On Friday, she had a slow, relaxing day. She slept for most of it, ate an entire bottle for the first time, promptly threw half of it up, and slept some more. Saturday, she had some drainage coming from one of her ears and a slightl fever, and the doctors wanted to rule out an infection, so they started antibiotics, blood cultures, fluids, and an IV. Normally, they would just watch the ear, but since she has a shunt, they pulled out all the stops. Her 24 hour cultures came back negative today, and if they come back negative tomorrow, they will assume there is no infection and can discontinue all the medications and the IV. She was very, very fussy yesterday and the nurses said she was probably upset about the antibiotics. They can cause stomach aches and cramps, plus diarhea. Her nurse gave LMM some Tylenol, which really helped.
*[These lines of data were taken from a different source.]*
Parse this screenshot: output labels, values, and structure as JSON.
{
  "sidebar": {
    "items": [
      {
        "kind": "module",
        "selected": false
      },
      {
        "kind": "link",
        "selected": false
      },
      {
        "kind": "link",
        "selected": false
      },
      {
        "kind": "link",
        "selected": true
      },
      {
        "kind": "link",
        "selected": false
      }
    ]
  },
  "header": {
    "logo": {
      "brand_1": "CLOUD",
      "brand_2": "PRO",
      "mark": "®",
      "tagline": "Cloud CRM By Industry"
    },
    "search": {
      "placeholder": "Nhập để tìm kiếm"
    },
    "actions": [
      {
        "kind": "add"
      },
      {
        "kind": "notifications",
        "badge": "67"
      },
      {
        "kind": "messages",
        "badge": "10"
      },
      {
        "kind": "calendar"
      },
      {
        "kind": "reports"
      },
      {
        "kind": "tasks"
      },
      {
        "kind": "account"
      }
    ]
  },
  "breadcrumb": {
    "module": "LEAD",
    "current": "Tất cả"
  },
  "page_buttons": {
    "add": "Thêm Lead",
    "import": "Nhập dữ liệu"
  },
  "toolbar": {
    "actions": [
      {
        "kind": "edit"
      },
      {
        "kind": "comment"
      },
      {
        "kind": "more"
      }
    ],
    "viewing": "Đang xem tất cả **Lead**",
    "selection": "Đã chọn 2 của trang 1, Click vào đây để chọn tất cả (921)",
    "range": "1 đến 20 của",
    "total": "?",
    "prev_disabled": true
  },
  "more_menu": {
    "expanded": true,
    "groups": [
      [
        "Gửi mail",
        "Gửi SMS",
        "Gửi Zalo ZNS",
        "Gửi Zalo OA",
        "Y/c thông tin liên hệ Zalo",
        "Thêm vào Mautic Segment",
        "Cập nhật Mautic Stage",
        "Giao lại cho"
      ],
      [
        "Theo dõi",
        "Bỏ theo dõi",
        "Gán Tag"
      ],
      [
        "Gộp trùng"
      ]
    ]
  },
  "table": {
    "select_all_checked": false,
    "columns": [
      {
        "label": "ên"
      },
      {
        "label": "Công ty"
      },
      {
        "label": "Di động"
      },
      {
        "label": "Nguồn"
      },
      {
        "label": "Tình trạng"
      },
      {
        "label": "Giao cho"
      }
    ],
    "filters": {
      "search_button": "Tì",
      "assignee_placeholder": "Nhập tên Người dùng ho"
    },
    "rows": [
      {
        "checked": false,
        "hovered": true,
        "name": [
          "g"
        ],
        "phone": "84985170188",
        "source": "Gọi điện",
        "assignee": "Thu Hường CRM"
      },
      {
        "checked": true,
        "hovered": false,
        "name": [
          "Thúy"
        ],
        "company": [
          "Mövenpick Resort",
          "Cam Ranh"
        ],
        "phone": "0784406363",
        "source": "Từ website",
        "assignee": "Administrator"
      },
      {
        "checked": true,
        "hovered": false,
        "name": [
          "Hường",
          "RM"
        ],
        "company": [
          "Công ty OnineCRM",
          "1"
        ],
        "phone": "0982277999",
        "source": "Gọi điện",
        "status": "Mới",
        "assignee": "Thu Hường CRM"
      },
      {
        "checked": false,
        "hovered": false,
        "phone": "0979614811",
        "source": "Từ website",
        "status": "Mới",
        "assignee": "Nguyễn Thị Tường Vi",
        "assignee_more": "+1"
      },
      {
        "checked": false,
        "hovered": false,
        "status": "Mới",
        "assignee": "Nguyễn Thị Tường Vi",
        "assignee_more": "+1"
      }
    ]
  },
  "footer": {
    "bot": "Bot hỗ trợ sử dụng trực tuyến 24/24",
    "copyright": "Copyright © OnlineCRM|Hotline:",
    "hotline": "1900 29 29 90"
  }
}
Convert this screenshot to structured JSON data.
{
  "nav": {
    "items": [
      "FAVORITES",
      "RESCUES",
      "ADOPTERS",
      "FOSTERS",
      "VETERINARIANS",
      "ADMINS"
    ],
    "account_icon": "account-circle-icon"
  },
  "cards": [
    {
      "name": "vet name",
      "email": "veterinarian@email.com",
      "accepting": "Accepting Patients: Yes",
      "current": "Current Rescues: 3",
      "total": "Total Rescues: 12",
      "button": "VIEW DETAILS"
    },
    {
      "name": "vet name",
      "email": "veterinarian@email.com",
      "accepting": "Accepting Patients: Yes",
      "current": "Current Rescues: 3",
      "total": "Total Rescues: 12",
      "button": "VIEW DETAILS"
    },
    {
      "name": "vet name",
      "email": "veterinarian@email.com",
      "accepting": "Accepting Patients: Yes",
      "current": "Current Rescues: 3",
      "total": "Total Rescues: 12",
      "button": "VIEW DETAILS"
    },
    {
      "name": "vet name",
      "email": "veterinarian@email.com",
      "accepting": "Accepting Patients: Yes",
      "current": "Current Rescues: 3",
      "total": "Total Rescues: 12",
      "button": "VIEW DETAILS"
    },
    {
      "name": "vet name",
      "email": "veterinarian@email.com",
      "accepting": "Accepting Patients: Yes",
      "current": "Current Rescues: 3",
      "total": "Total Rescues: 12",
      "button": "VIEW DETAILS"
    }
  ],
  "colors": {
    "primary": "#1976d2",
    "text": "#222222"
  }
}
Today, her hematocrit levels came back low, which means that she is anemic, and that she needs another blood transfusion. She has had several so far, and Mr Minion and I were discussing how blood transfusions seem normal for us. Babies are unable to make their own hematocrit until around 38 or 39 weeks gestation and usually need transfusions every few weeks. LMM was unique in that she didn’t need one for several weeks after birth. Normally, they need one almost immediately. I held her hand and did a touch hold while they tried to get a good IV stick after her first one started leaking, but they couldn’t find a vein that hadn’t already been used. Babies’s veins don’t heal as quickly as adults, so once they are stuck, the veins take a long time to be usable again. They tried several times before deciding that she had taken enough tries. I’ve been dubbed “Nerves of Steel” by the nurses because I stayed with her the whole time. I figure if I can help her to be more comfortable, I should stay with her.

All in all, its been a long, exhausting week for the Minion family. Little Miss Minion is doing very well and was back to her old self today. Its amazing how quickly they can bounce back from things.